Bezos kick-starts new space race as Blue Origin goes big

13 Sep 2016

The Blue Origin New Shepherd was, until now, the poster child of the Jeff Bezos-owned company. Image via Blue Origin

Glenn, the vast new spacecraft range announced by Jeff Bezos-owned Blue Origin could prove a game-changer. Could SpaceX finally have a serious challenger?

SpaceX has dominated the commercial aerospace industry for quite a while now, with its many highs and perhaps even more numerous lows now a thing of regular coverage across various media.

From trying, failing and trying again until a rocket could be successfully landed back down to Earth, right through to disastrous explosions ruining Facebook’s internet-spreading plans, Elon Musk’s company is box office.

Future Human

But that could all change pretty soon.

Blue Origin

Meet Glenn

Jeff Bezos has announced plans to build some of the largest spacecraft we’ve seen in quite some time.

Named after John Glenn, the first American to orbit the Earth, two new rockets, grand in size, will be launched within the next three or four years.
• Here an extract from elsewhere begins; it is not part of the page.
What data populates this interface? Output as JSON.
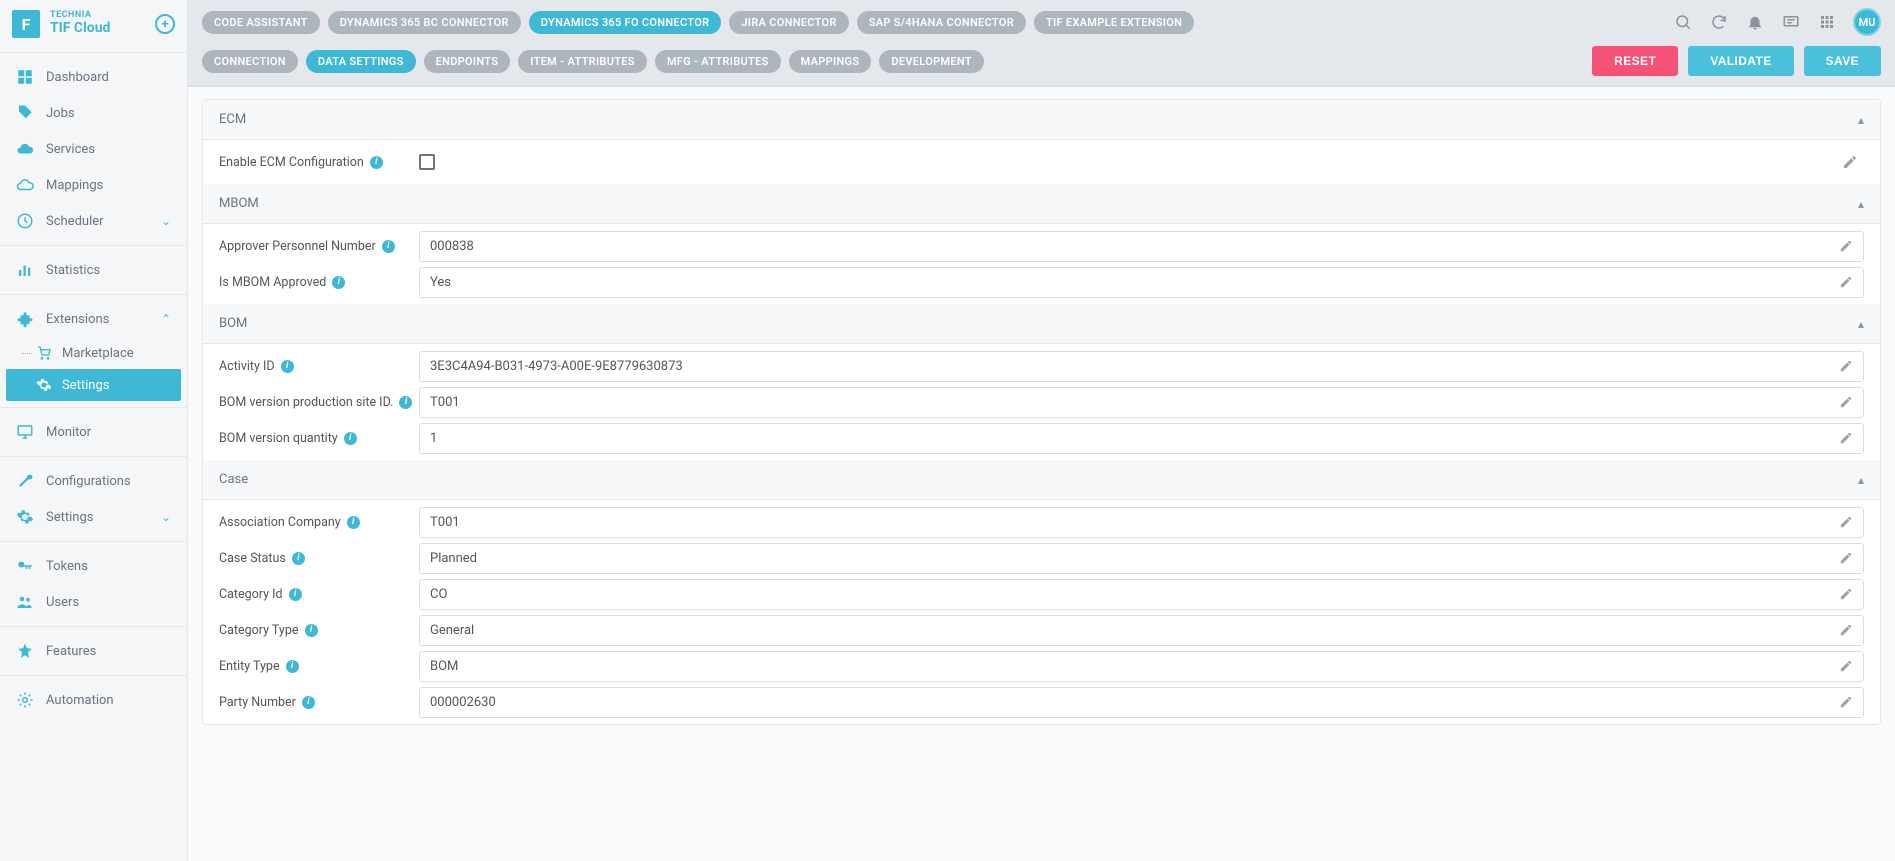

Almost as big as the Saturn V – the last rockets NASA used before a general reduction in size was initiated across the board – these designs could pave the way for large-scale space tourism.

The two-stage version New Glenn (which could venture to low-Earth orbit) will be 270ft high, while the three-stage version New Glenn (which is destined to fly outside Earth’s orbit) will be 313ft high.

Both will be 23ft in diameter, equipped with several BE-4 Blue Origin-developed engines and lifting off with 3.85m pounds of thrust.

“Our vision is millions of people living and working in space, and New Glenn is a very important step,” said Bezos.

Me, me, me

Bezos’ Blue Origin is perhaps best known for its New Shepherd rocket, which landed safely back down to Earth back in late 2015.

A major achievement, the fall-out saw Musk get involved in a mine-is-bigger-than-yours Twitter exchange with Bezos, though the latter had little to do with it.

Gordon Hunt was a journalist with Silicon Republic